The session was moderated by Oliver Christ of consulting firm Prosystem AG and a lead author of the report. He was joined by report co-authors Juergen Stettin, also of Prosystem, and Dave Osborn, senior manager, international standards & regulations, for Philips Healthcare.
According to Osborn, the scope of the technical report is distributed alarms that are presented visually or otherwise in more than one place, such as a central station or hallway displays. They may involve an alarm server or middleware with distributed communicators such as marquees, pagers, or smartphones. The report lays out three types of “distributed” alarm systems: distributed information systems, distributed alarm systems, and distributed alarm systems with operator confirmation.
In the first type, communicators only provide information about an alarm, and the caregiver is within earshot of the alarm itself. In distributed alarm systems, the communicator provides both the alarm itself and information about it. The third type adds caregiver confirmation of receiving the alarm notification.
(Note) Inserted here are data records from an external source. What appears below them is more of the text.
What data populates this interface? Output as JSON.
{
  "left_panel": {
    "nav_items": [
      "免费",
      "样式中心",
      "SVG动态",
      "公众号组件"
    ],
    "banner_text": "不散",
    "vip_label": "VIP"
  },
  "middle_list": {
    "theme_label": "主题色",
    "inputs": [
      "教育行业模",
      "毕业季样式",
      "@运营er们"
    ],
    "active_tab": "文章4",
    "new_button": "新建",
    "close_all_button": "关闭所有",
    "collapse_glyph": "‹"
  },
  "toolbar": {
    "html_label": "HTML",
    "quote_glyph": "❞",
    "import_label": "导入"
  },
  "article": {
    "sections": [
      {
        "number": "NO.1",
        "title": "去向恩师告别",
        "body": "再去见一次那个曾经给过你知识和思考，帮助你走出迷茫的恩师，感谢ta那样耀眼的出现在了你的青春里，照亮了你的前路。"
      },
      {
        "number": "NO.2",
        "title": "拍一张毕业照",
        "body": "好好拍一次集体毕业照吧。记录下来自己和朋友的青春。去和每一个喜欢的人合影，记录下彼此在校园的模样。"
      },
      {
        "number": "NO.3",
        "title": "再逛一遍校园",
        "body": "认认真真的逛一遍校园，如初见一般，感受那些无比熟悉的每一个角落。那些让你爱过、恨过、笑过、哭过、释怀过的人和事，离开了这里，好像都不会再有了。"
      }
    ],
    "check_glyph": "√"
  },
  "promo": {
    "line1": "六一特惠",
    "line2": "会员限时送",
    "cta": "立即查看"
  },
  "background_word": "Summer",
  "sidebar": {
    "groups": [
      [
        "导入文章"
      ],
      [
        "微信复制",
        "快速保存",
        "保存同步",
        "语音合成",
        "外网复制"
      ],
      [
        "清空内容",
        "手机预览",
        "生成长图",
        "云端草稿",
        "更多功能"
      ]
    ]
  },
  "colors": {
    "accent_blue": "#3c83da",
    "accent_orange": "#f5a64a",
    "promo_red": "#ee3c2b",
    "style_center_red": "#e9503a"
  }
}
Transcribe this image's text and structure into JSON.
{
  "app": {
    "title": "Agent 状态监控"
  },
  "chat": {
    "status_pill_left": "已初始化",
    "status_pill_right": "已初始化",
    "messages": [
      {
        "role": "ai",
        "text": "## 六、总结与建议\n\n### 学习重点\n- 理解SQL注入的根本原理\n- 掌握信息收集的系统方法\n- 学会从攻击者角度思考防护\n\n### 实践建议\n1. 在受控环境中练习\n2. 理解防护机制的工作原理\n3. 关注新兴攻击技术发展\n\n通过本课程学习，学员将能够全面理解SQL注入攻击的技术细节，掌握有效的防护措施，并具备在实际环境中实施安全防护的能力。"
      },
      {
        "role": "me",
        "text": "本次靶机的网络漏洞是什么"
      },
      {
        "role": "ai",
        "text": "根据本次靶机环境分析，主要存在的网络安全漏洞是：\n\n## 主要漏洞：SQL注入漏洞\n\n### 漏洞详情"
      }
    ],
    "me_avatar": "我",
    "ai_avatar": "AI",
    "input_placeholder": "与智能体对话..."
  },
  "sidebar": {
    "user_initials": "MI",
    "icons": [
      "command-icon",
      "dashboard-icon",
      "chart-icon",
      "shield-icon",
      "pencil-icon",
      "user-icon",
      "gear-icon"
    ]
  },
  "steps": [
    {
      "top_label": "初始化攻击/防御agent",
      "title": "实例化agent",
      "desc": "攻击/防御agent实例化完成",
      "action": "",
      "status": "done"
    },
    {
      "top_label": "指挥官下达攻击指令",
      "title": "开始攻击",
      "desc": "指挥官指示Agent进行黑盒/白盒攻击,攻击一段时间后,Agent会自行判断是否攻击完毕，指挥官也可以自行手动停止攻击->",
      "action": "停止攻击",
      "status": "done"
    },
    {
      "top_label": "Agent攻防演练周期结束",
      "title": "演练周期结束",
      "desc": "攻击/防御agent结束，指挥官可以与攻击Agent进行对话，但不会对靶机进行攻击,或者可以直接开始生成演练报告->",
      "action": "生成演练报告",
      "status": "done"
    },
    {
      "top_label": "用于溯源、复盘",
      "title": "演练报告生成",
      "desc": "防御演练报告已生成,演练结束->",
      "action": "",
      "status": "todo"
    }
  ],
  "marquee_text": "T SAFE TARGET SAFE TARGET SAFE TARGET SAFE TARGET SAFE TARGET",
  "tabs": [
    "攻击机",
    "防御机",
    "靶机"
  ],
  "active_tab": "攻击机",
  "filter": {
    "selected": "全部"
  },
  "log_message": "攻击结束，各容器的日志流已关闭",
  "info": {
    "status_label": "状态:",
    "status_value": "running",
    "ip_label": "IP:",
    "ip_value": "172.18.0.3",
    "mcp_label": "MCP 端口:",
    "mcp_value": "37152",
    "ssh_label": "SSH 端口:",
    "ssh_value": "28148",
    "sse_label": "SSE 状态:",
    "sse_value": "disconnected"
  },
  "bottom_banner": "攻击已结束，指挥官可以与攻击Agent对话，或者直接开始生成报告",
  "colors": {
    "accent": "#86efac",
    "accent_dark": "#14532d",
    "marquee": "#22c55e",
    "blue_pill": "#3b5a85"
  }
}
Understanding and distinguishing between these types of distributed alarm systems “is a fundamental risk-management consideration,” Osborn said. The technical report, he continued, “tries to give you the road map to do this correctly.”
The technical report is still a work in progress, the speakers noted. “The alarms area is one of the more complicated distribution systems in healthcare,” Osborn said, “and we have a long way to go to be where we need to be.”
John Bethune is editorial director of 24×7. He can be reached at [email protected].